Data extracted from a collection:
————
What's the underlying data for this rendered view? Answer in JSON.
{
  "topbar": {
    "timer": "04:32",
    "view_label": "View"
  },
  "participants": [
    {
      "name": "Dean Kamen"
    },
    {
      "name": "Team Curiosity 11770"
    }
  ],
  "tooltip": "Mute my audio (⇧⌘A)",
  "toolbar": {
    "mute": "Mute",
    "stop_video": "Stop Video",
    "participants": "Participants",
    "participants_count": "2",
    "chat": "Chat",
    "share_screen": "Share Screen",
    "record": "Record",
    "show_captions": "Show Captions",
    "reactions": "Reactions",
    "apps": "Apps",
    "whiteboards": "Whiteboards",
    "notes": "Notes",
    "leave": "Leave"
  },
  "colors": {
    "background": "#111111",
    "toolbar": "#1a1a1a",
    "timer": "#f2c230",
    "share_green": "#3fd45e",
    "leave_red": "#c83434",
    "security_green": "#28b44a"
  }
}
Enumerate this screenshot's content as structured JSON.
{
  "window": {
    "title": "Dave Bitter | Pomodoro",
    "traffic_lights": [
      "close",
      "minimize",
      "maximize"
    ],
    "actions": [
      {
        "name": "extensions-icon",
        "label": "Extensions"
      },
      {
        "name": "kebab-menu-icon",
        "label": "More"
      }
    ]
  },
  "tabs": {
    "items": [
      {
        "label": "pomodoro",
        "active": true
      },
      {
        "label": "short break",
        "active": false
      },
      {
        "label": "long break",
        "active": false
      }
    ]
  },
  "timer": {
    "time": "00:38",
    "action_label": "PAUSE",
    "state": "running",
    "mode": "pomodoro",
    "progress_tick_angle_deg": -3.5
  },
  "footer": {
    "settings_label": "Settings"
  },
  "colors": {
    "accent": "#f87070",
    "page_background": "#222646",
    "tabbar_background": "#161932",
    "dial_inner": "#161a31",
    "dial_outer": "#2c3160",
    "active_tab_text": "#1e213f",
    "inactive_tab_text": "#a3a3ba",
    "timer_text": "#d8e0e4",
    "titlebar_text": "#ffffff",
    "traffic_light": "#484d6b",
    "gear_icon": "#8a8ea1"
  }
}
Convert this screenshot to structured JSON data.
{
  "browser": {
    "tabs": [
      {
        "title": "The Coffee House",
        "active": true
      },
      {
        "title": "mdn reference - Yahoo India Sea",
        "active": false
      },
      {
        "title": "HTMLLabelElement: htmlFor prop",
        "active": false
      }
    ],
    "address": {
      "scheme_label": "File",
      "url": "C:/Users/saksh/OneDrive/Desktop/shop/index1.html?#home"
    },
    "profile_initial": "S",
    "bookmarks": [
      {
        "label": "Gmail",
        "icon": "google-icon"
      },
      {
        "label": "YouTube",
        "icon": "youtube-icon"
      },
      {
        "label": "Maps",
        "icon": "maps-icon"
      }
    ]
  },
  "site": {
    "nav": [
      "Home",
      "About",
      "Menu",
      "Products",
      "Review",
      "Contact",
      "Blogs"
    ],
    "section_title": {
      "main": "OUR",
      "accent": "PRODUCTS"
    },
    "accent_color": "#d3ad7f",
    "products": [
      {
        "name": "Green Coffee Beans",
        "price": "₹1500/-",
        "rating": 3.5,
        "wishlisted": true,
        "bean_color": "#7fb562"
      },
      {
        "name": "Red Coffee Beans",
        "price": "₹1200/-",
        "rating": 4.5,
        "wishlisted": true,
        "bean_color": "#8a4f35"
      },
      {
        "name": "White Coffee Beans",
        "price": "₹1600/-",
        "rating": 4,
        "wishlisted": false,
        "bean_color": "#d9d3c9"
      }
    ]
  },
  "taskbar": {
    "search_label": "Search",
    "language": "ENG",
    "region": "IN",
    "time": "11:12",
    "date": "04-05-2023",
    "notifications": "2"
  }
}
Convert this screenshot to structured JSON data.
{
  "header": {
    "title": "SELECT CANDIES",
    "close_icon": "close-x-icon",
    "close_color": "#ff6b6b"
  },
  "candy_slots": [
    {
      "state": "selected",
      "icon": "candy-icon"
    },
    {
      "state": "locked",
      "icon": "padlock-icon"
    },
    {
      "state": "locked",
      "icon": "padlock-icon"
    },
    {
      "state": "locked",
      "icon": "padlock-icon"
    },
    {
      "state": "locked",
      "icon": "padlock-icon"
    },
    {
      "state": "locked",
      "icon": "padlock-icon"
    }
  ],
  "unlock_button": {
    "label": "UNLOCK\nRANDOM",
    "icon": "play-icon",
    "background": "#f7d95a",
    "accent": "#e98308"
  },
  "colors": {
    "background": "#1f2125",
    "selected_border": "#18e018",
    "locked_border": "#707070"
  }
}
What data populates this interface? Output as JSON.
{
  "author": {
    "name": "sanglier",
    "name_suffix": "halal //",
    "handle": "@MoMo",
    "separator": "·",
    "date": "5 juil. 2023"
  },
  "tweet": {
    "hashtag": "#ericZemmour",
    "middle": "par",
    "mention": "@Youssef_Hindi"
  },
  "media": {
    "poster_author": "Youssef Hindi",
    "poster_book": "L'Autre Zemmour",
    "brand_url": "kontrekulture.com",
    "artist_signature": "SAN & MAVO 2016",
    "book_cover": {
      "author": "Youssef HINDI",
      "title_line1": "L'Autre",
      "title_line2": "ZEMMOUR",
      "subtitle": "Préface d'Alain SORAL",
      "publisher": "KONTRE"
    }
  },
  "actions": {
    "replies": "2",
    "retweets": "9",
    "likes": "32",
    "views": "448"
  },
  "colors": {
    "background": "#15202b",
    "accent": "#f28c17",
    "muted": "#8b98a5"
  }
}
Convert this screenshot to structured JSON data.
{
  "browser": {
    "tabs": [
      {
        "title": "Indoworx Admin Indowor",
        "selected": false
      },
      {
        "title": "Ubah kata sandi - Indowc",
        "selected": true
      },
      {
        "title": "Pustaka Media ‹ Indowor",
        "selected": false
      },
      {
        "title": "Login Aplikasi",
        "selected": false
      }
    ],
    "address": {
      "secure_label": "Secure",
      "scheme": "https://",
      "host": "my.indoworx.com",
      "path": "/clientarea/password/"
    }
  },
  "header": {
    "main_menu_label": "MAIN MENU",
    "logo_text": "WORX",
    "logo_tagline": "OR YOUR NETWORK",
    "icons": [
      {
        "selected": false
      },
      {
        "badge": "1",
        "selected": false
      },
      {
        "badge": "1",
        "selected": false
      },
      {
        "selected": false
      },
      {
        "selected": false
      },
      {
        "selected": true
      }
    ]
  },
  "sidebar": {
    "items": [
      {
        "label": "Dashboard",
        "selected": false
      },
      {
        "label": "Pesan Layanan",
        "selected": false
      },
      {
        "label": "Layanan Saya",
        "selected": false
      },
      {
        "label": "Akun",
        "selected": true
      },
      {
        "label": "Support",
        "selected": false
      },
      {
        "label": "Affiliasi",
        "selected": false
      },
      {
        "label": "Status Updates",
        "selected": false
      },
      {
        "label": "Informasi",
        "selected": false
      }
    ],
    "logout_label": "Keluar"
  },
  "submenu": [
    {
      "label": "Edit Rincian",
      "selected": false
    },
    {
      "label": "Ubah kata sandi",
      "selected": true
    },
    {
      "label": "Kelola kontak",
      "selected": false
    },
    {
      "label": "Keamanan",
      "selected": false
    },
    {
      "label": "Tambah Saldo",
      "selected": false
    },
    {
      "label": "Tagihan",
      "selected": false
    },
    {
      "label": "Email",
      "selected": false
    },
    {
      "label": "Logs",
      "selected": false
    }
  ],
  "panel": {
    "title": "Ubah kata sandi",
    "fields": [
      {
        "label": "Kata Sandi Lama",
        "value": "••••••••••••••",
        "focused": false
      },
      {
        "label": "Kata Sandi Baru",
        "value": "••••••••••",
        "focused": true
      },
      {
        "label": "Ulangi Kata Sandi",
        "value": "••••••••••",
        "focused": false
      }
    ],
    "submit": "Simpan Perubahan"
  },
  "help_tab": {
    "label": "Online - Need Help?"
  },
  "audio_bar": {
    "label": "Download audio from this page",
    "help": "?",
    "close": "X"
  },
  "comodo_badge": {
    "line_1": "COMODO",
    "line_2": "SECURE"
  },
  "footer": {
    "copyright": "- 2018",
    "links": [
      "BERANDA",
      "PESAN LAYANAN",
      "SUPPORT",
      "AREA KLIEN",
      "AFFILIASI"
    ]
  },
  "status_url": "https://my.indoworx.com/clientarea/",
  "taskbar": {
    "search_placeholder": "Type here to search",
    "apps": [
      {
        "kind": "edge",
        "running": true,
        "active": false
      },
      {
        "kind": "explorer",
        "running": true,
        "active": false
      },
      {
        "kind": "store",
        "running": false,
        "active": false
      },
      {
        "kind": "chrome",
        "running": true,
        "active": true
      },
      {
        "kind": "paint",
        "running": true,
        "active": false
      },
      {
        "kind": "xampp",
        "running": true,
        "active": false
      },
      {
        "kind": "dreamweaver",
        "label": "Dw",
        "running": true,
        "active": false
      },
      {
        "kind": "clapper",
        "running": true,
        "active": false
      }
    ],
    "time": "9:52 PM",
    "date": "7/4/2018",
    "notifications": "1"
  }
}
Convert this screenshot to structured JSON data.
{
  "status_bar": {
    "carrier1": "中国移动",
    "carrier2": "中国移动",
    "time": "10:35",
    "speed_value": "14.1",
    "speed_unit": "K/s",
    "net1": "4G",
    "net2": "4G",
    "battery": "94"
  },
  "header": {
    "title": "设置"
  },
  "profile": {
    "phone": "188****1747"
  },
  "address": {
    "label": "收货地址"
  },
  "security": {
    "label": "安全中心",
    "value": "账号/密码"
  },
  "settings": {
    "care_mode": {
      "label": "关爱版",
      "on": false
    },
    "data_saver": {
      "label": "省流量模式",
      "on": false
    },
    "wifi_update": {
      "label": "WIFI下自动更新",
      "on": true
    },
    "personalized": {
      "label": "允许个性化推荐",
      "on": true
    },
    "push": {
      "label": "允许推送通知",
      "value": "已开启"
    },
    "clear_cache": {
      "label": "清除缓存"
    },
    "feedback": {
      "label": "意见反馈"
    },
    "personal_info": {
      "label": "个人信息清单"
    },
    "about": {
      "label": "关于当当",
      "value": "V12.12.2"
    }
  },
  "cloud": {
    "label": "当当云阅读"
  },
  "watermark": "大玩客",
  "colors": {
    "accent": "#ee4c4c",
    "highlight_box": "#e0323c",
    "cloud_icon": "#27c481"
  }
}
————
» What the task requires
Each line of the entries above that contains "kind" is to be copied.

» Written reply
        "kind": "edge",
        "kind": "explorer",
        "kind": "store",
        "kind": "chrome",
        "kind": "paint",
        "kind": "xampp",
        "kind": "dreamweaver",
        "kind": "clapper",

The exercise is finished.